I have attended many teaching workshops, lectures, and conversations over the years I've been teaching at the UO. These have been both departmental and university-wide events. I've served on curriculum committees, committees developing new courses and programs, and on the UO's Undergraduate Council. My department has long had a culture of encouraging colleagues to learn from one another's teaching, including reading groups focused on pedagogy, informal and formal classroom observations, and discipline-specific teacher-training programs, some of which I have directed.

In what ways was your teaching in this course research-led—informed by research on how students learn and inflected by UO's research mission?

My teaching practice is informed and influenced by several things: reading scholarship on teaching and learning; understanding that the classroom, itself, is a space of pedagogical research, where teachers learn from each unique group of students and from the experience of teaching many courses over time; and learning from other teachers who are also constantly gaining insights from their teaching practices in their classrooms. All my classes have clear, articulated goals, include small-group discussions and activities, and invite students to participate in problem-solving activities. My literature and culture courses typically invite students into close reading, analysis, and discussion; students form preliminary responses to material (readings or discussions) and then reconsider and possibly revise responses. Both informal and formal written assignments, as well as discussion are important components of my classes.

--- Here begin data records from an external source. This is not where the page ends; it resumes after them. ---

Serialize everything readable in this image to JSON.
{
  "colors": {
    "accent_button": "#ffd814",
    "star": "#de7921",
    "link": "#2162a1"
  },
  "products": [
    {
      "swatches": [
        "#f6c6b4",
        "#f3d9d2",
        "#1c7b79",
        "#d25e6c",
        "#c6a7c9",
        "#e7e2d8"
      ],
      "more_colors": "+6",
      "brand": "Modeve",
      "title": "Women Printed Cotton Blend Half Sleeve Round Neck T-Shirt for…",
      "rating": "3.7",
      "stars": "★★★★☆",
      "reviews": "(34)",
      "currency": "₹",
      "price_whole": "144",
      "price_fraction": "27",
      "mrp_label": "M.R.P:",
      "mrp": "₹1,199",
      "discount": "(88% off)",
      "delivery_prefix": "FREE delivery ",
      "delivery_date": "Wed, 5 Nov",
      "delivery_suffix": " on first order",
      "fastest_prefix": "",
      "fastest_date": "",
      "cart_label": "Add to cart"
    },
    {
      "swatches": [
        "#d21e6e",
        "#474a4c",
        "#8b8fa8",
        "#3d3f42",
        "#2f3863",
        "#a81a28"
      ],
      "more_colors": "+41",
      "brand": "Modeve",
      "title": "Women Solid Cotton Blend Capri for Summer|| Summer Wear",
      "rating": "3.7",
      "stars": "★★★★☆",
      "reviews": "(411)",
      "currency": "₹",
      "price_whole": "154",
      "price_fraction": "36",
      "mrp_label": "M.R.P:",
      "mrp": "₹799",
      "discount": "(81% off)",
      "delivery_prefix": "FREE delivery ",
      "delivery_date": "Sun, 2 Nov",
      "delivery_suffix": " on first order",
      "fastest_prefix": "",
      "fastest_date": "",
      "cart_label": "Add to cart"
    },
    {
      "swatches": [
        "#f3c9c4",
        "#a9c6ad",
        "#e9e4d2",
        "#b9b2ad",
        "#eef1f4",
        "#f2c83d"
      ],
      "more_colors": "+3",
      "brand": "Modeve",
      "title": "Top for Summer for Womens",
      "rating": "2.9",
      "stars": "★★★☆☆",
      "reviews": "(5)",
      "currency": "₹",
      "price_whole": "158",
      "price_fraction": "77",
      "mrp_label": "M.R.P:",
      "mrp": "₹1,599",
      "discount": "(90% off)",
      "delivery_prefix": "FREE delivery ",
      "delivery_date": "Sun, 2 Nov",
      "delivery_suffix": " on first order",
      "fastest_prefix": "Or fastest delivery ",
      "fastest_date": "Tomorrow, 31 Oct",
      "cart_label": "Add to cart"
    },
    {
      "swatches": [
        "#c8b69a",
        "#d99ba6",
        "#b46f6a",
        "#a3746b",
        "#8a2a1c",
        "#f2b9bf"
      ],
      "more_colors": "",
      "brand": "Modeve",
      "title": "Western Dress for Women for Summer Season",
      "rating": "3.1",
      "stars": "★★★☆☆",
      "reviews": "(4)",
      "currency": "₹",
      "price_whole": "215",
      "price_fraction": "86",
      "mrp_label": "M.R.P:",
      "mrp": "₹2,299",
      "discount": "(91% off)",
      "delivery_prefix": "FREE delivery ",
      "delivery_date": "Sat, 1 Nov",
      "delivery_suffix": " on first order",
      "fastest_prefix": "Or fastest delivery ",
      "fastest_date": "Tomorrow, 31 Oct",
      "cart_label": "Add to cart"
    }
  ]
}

Why teach?

I never want to stop learning, and teaching is an active, ongoing process of learning. I'm curious about history, the past, how it informs (and perhaps sometimes inhibits) the present; I'm curious about why humans produce art and literature; I'm curious about what other people think. All of these are questions I can explore as a Professor. I learn from my students; I learn from colleagues; and I learn from research. Teaching is a social act, and I enjoy offering students courses where they can interact with challenging material and challenging questions, with one another, and with me as they learn. Teaching is also a way I hope to help students realize their own dreams and invite students into the world of inquiry and thoughtfulness that universities—at their best—offer.